In discussions of economic prosperity or blight, it is illuminating to compare the rate at which America’s gross domestic product grows to that of other countries most like our own. A recent commentary contended that our President caused the American GDP growth rate to fall to about 2 percent. Setting aside questions of causality (e.g., presidential action versus congressional obstructionism), a look at Germany — hardly an economy on the skids — reveals that its economy was growing at a mere 1.6 percent (although the flight of the United Kingdom from the European Union is expected to rein that in to an anemic 1.2 percent).
To conclude that the GDP growth percentages have slackened overall since the present administration took office flies in the face of real-world arithmetic. Here are the actual figures, starting in December of 2009, at the bottom of the recession: 2009 (-.24 percent), 2010 (2.73 percent), 2011 (1.68 percent), 2012 (1.28 percent), 2013 (2.45 percent), 2014 (2.47 percent) and 2015 (1.98 percent). Hence we can see that growth in the American GDP has averaged about 2.3 percent every year since the second year of Obama’s presidency. This compares favorably with Germany and France, both estimated at 1.3 percent as of the beginning of this year.
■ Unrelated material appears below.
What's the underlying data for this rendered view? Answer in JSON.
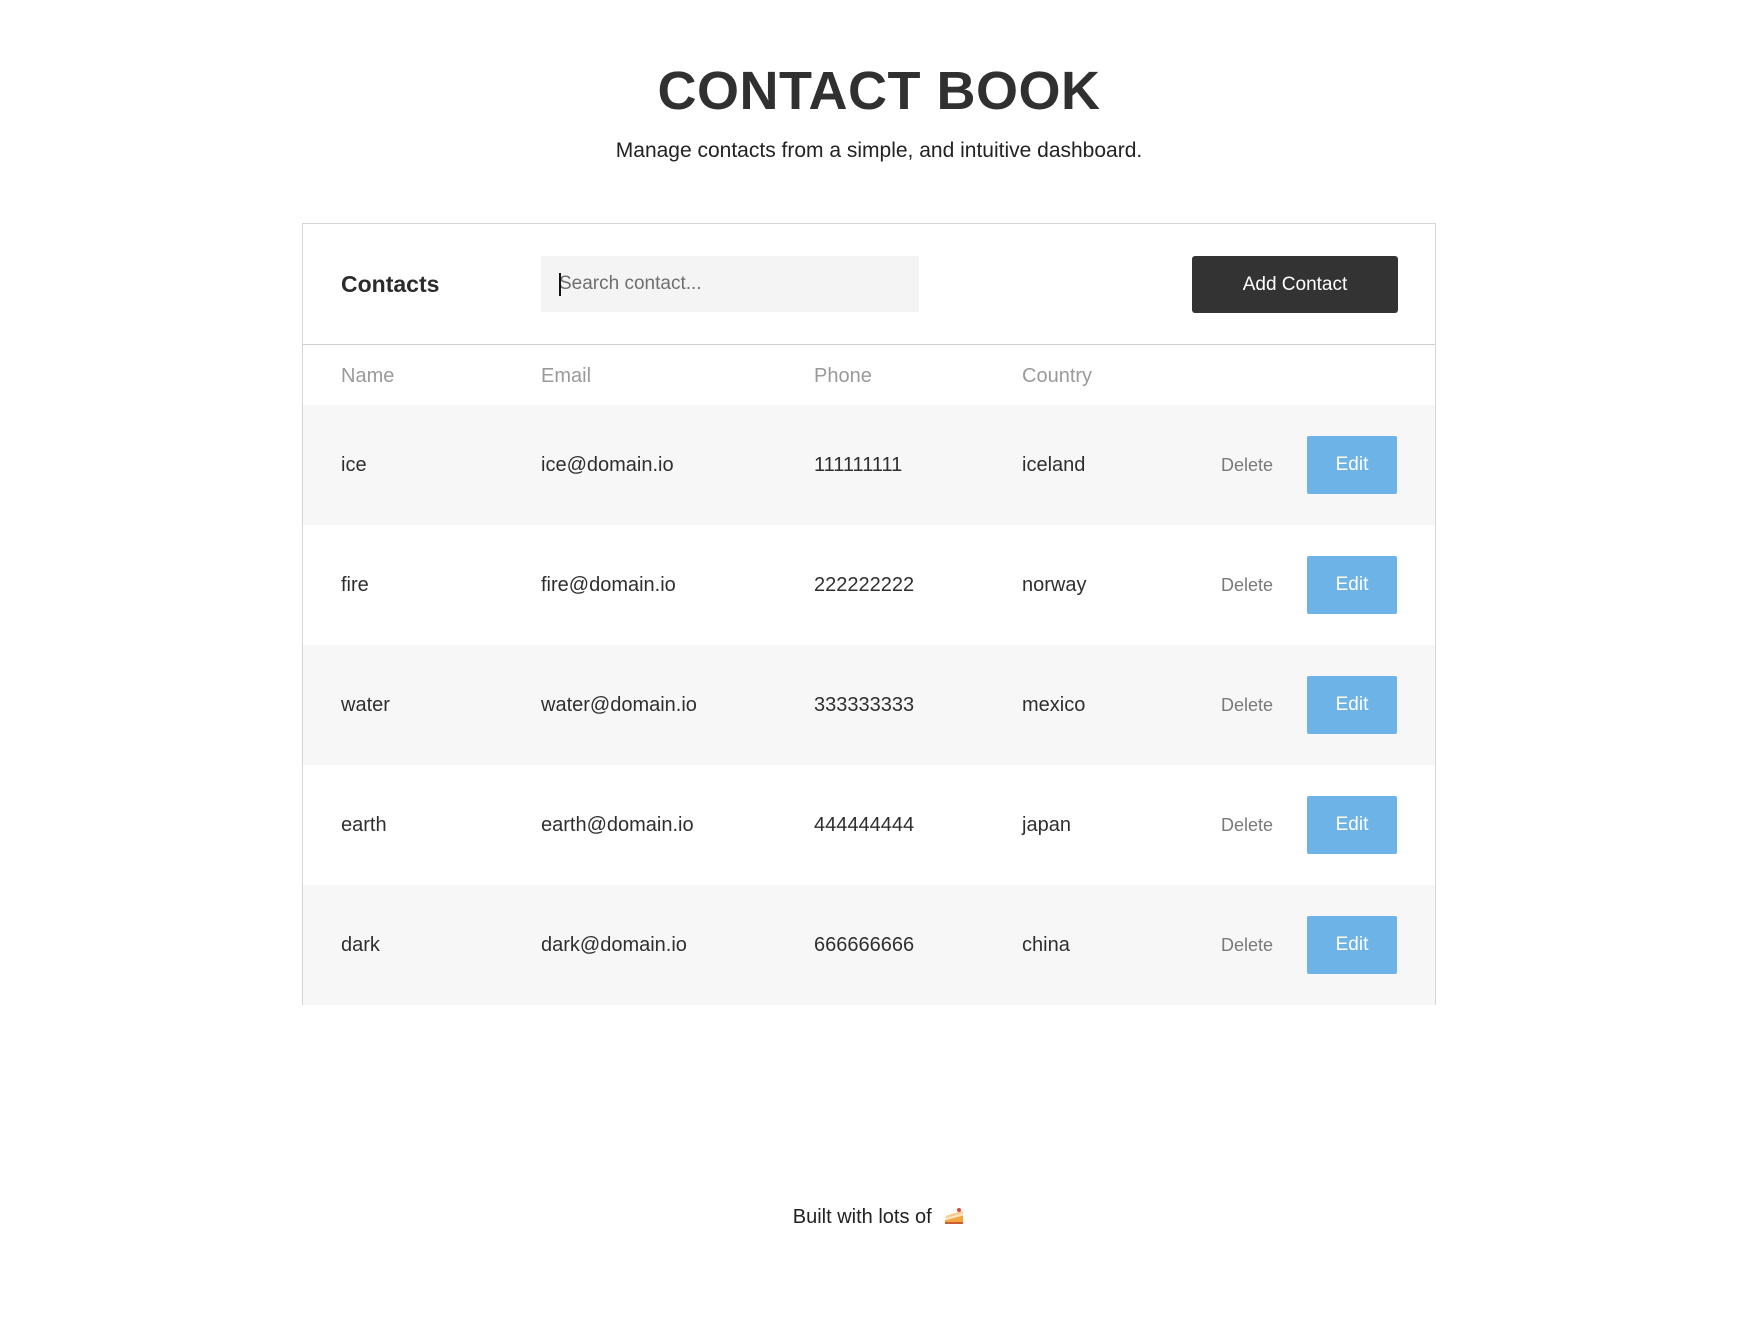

True, the growth has been modest compared to the boom years when our grandparents came roaring out of the Great Depression (GDP shrinking at -26.34 percent at the end of Roosevelt’s first year in office, as of Dec. 31, 1933) to go to war against the Axis, achieving a high of 76.87 percent GDP growth by December of 1943. But we live in a substantially different world today, and citing comparative depression/recession recovery statistics from our grandparents’ time seems on its face something of an apples-to-oranges comparison. What we do know is that we have averaged twice the GDP growth these last seven years than a couple of middle-of-the-pack European Union countries did as of last December. One, therefore, is forced to conclude that American business and our President, an intransigent Congress notwithstanding, must have been doing something right.
Trenton and Painesville, Ohio